**EXTRACTED RECORDS**
/---

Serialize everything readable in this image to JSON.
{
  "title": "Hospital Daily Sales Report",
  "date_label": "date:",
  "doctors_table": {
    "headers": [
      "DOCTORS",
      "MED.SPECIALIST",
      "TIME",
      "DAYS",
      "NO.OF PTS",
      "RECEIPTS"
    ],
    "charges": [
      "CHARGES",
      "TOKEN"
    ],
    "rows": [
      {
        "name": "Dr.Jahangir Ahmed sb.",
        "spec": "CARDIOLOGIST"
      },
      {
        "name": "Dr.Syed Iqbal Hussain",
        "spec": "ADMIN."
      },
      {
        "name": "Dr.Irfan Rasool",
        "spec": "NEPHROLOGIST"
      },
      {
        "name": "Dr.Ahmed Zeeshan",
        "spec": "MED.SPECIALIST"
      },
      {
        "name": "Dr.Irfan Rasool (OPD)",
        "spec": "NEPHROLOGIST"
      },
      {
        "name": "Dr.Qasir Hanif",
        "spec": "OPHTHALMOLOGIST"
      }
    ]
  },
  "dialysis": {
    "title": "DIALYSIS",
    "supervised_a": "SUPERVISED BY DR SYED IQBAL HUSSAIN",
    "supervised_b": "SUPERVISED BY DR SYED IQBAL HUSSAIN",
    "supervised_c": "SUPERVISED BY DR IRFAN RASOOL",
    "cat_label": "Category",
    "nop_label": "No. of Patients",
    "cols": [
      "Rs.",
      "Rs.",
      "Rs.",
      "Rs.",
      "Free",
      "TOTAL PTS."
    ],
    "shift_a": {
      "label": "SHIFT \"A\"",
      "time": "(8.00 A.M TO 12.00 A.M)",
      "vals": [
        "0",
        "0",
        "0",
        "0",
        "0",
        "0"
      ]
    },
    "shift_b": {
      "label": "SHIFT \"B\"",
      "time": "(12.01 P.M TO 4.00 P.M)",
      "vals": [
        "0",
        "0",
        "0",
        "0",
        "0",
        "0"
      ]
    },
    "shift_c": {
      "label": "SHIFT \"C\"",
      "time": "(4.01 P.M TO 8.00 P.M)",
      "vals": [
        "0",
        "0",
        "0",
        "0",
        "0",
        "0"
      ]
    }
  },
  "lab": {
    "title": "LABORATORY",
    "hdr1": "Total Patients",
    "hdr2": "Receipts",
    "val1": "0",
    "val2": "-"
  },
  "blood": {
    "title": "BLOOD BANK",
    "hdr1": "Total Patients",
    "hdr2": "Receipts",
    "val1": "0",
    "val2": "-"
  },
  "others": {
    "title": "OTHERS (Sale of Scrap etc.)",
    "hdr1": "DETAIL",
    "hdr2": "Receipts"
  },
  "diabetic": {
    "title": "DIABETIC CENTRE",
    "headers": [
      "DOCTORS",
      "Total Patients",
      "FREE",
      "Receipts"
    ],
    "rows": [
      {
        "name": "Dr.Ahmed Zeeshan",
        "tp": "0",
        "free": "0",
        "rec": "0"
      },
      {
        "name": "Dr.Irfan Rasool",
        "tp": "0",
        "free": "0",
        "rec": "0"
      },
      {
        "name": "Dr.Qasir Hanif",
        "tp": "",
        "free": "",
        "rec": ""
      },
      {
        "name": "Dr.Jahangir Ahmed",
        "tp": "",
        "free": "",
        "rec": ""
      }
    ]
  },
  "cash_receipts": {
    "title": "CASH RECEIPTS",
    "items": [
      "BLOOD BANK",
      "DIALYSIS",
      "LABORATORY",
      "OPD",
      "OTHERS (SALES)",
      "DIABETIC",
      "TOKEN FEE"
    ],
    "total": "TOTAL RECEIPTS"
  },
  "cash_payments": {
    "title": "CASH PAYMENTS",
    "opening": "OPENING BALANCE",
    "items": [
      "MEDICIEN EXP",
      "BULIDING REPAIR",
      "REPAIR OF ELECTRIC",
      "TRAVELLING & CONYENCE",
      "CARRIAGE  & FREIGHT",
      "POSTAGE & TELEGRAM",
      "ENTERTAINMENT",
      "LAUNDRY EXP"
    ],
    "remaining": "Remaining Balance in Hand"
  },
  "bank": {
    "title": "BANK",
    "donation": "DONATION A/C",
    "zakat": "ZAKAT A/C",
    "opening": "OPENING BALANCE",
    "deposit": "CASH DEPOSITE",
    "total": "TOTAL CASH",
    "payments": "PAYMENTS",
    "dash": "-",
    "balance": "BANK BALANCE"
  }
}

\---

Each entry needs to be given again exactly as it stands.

**SOLVED PROBLEM**
Serialize everything readable in this image to JSON.
{
  "title": "Hospital Daily Sales Report",
  "date_label": "date:",
  "doctors_table": {
    "headers": [
      "DOCTORS",
      "MED.SPECIALIST",
      "TIME",
      "DAYS",
      "NO.OF PTS",
      "RECEIPTS"
    ],
    "charges": [
      "CHARGES",
      "TOKEN"
    ],
    "rows": [
      {
        "name": "Dr.Jahangir Ahmed sb.",
        "spec": "CARDIOLOGIST"
      },
      {
        "name": "Dr.Syed Iqbal Hussain",
        "spec": "ADMIN."
      },
      {
        "name": "Dr.Irfan Rasool",
        "spec": "NEPHROLOGIST"
      },
      {
        "name": "Dr.Ahmed Zeeshan",
        "spec": "MED.SPECIALIST"
      },
      {
        "name": "Dr.Irfan Rasool (OPD)",
        "spec": "NEPHROLOGIST"
      },
      {
        "name": "Dr.Qasir Hanif",
        "spec": "OPHTHALMOLOGIST"
      }
    ]
  },
  "dialysis": {
    "title": "DIALYSIS",
    "supervised_a": "SUPERVISED BY DR SYED IQBAL HUSSAIN",
    "supervised_b": "SUPERVISED BY DR SYED IQBAL HUSSAIN",
    "supervised_c": "SUPERVISED BY DR IRFAN RASOOL",
    "cat_label": "Category",
    "nop_label": "No. of Patients",
    "cols": [
      "Rs.",
      "Rs.",
      "Rs.",
      "Rs.",
      "Free",
      "TOTAL PTS."
    ],
    "shift_a": {
      "label": "SHIFT \"A\"",
      "time": "(8.00 A.M TO 12.00 A.M)",
      "vals": [
        "0",
        "0",
        "0",
        "0",
        "0",
        "0"
      ]
    },
    "shift_b": {
      "label": "SHIFT \"B\"",
      "time": "(12.01 P.M TO 4.00 P.M)",
      "vals": [
        "0",
        "0",
        "0",
        "0",
        "0",
        "0"
      ]
    },
    "shift_c": {
      "label": "SHIFT \"C\"",
      "time": "(4.01 P.M TO 8.00 P.M)",
      "vals": [
        "0",
        "0",
        "0",
        "0",
        "0",
        "0"
      ]
    }
  },
  "lab": {
    "title": "LABORATORY",
    "hdr1": "Total Patients",
    "hdr2": "Receipts",
    "val1": "0",
    "val2": "-"
  },
  "blood": {
    "title": "BLOOD BANK",
    "hdr1": "Total Patients",
    "hdr2": "Receipts",
    "val1": "0",
    "val2": "-"
  },
  "others": {
    "title": "OTHERS (Sale of Scrap etc.)",
    "hdr1": "DETAIL",
    "hdr2": "Receipts"
  },
  "diabetic": {
    "title": "DIABETIC CENTRE",
    "headers": [
      "DOCTORS",
      "Total Patients",
      "FREE",
      "Receipts"
    ],
    "rows": [
      {
        "name": "Dr.Ahmed Zeeshan",
        "tp": "0",
        "free": "0",
        "rec": "0"
      },
      {
        "name": "Dr.Irfan Rasool",
        "tp": "0",
        "free": "0",
        "rec": "0"
      },
      {
        "name": "Dr.Qasir Hanif",
        "tp": "",
        "free": "",
        "rec": ""
      },
      {
        "name": "Dr.Jahangir Ahmed",
        "tp": "",
        "free": "",
        "rec": ""
      }
    ]
  },
  "cash_receipts": {
    "title": "CASH RECEIPTS",
    "items": [
      "BLOOD BANK",
      "DIALYSIS",
      "LABORATORY",
      "OPD",
      "OTHERS (SALES)",
      "DIABETIC",
      "TOKEN FEE"
    ],
    "total": "TOTAL RECEIPTS"
  },
  "cash_payments": {
    "title": "CASH PAYMENTS",
    "opening": "OPENING BALANCE",
    "items": [
      "MEDICIEN EXP",
      "BULIDING REPAIR",
      "REPAIR OF ELECTRIC",
      "TRAVELLING & CONYENCE",
      "CARRIAGE  & FREIGHT",
      "POSTAGE & TELEGRAM",
      "ENTERTAINMENT",
      "LAUNDRY EXP"
    ],
    "remaining": "Remaining Balance in Hand"
  },
  "bank": {
    "title": "BANK",
    "donation": "DONATION A/C",
    "zakat": "ZAKAT A/C",
    "opening": "OPENING BALANCE",
    "deposit": "CASH DEPOSITE",
    "total": "TOTAL CASH",
    "payments": "PAYMENTS",
    "dash": "-",
    "balance": "BANK BALANCE"
  }
}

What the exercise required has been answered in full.